------ EXERCISE DATA
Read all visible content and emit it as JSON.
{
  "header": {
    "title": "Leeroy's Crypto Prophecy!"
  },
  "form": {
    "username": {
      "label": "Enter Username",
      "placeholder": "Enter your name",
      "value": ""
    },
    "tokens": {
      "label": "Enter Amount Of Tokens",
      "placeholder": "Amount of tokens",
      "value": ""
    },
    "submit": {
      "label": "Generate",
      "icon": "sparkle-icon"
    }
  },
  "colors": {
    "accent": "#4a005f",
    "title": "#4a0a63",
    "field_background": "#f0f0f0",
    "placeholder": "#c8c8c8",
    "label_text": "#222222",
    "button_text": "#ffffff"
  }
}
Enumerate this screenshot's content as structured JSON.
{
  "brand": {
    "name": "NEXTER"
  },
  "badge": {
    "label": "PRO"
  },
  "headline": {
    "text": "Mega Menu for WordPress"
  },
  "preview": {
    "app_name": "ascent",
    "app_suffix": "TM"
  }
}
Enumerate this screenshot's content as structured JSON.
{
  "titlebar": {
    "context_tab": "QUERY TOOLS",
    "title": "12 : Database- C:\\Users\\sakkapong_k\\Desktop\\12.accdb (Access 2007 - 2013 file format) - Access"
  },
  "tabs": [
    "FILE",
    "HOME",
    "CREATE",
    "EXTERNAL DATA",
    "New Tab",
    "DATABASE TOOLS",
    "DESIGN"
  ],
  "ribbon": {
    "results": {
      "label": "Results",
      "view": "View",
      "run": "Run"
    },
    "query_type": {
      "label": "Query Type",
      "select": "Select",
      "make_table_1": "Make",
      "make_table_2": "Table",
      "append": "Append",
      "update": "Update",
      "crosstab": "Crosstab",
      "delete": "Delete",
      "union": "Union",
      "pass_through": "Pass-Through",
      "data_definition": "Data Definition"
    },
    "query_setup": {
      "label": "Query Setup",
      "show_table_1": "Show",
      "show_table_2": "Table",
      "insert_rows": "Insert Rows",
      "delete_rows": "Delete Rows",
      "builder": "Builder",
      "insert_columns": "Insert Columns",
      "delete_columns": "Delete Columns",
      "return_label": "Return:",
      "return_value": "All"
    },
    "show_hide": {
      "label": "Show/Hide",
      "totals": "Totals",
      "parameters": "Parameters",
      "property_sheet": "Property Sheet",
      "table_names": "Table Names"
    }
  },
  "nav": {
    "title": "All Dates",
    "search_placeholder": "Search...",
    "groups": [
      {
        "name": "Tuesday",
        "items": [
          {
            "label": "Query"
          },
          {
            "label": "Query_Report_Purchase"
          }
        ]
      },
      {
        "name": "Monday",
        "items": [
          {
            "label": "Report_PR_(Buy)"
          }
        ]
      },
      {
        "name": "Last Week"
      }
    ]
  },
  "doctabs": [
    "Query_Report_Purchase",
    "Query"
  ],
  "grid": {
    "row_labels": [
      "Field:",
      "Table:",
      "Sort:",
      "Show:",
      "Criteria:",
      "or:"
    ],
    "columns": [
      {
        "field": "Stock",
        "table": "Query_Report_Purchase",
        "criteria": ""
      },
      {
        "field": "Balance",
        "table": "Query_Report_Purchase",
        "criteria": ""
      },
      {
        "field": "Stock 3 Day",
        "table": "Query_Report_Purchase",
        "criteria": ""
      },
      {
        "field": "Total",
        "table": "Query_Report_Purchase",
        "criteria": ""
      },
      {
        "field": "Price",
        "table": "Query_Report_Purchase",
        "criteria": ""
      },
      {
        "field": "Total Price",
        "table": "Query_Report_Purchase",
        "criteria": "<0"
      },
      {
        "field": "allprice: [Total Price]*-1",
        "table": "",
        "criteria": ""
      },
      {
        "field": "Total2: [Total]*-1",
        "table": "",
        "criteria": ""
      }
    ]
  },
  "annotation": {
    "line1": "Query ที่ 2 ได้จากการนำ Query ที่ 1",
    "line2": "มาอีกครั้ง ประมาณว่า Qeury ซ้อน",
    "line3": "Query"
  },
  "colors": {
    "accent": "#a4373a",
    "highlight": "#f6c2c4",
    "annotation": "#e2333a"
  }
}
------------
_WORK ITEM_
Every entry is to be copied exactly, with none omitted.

_TASK OUTPUT_
Read all visible content and emit it as JSON.
{
  "header": {
    "title": "Leeroy's Crypto Prophecy!"
  },
  "form": {
    "username": {
      "label": "Enter Username",
      "placeholder": "Enter your name",
      "value": ""
    },
    "tokens": {
      "label": "Enter Amount Of Tokens",
      "placeholder": "Amount of tokens",
      "value": ""
    },
    "submit": {
      "label": "Generate",
      "icon": "sparkle-icon"
    }
  },
  "colors": {
    "accent": "#4a005f",
    "title": "#4a0a63",
    "field_background": "#f0f0f0",
    "placeholder": "#c8c8c8",
    "label_text": "#222222",
    "button_text": "#ffffff"
  }
}
Enumerate this screenshot's content as structured JSON.
{
  "brand": {
    "name": "NEXTER"
  },
  "badge": {
    "label": "PRO"
  },
  "headline": {
    "text": "Mega Menu for WordPress"
  },
  "preview": {
    "app_name": "ascent",
    "app_suffix": "TM"
  }
}
Enumerate this screenshot's content as structured JSON.
{
  "titlebar": {
    "context_tab": "QUERY TOOLS",
    "title": "12 : Database- C:\\Users\\sakkapong_k\\Desktop\\12.accdb (Access 2007 - 2013 file format) - Access"
  },
  "tabs": [
    "FILE",
    "HOME",
    "CREATE",
    "EXTERNAL DATA",
    "New Tab",
    "DATABASE TOOLS",
    "DESIGN"
  ],
  "ribbon": {
    "results": {
      "label": "Results",
      "view": "View",
      "run": "Run"
    },
    "query_type": {
      "label": "Query Type",
      "select": "Select",
      "make_table_1": "Make",
      "make_table_2": "Table",
      "append": "Append",
      "update": "Update",
      "crosstab": "Crosstab",
      "delete": "Delete",
      "union": "Union",
      "pass_through": "Pass-Through",
      "data_definition": "Data Definition"
    },
    "query_setup": {
      "label": "Query Setup",
      "show_table_1": "Show",
      "show_table_2": "Table",
      "insert_rows": "Insert Rows",
      "delete_rows": "Delete Rows",
      "builder": "Builder",
      "insert_columns": "Insert Columns",
      "delete_columns": "Delete Columns",
      "return_label": "Return:",
      "return_value": "All"
    },
    "show_hide": {
      "label": "Show/Hide",
      "totals": "Totals",
      "parameters": "Parameters",
      "property_sheet": "Property Sheet",
      "table_names": "Table Names"
    }
  },
  "nav": {
    "title": "All Dates",
    "search_placeholder": "Search...",
    "groups": [
      {
        "name": "Tuesday",
        "items": [
          {
            "label": "Query"
          },
          {
            "label": "Query_Report_Purchase"
          }
        ]
      },
      {
        "name": "Monday",
        "items": [
          {
            "label": "Report_PR_(Buy)"
          }
        ]
      },
      {
        "name": "Last Week"
      }
    ]
  },
  "doctabs": [
    "Query_Report_Purchase",
    "Query"
  ],
  "grid": {
    "row_labels": [
      "Field:",
      "Table:",
      "Sort:",
      "Show:",
      "Criteria:",
      "or:"
    ],
    "columns": [
      {
        "field": "Stock",
        "table": "Query_Report_Purchase",
        "criteria": ""
      },
      {
        "field": "Balance",
        "table": "Query_Report_Purchase",
        "criteria": ""
      },
      {
        "field": "Stock 3 Day",
        "table": "Query_Report_Purchase",
        "criteria": ""
      },
      {
        "field": "Total",
        "table": "Query_Report_Purchase",
        "criteria": ""
      },
      {
        "field": "Price",
        "table": "Query_Report_Purchase",
        "criteria": ""
      },
      {
        "field": "Total Price",
        "table": "Query_Report_Purchase",
        "criteria": "<0"
      },
      {
        "field": "allprice: [Total Price]*-1",
        "table": "",
        "criteria": ""
      },
      {
        "field": "Total2: [Total]*-1",
        "table": "",
        "criteria": ""
      }
    ]
  },
  "annotation": {
    "line1": "Query ที่ 2 ได้จากการนำ Query ที่ 1",
    "line2": "มาอีกครั้ง ประมาณว่า Qeury ซ้อน",
    "line3": "Query"
  },
  "colors": {
    "accent": "#a4373a",
    "highlight": "#f6c2c4",
    "annotation": "#e2333a"
  }
}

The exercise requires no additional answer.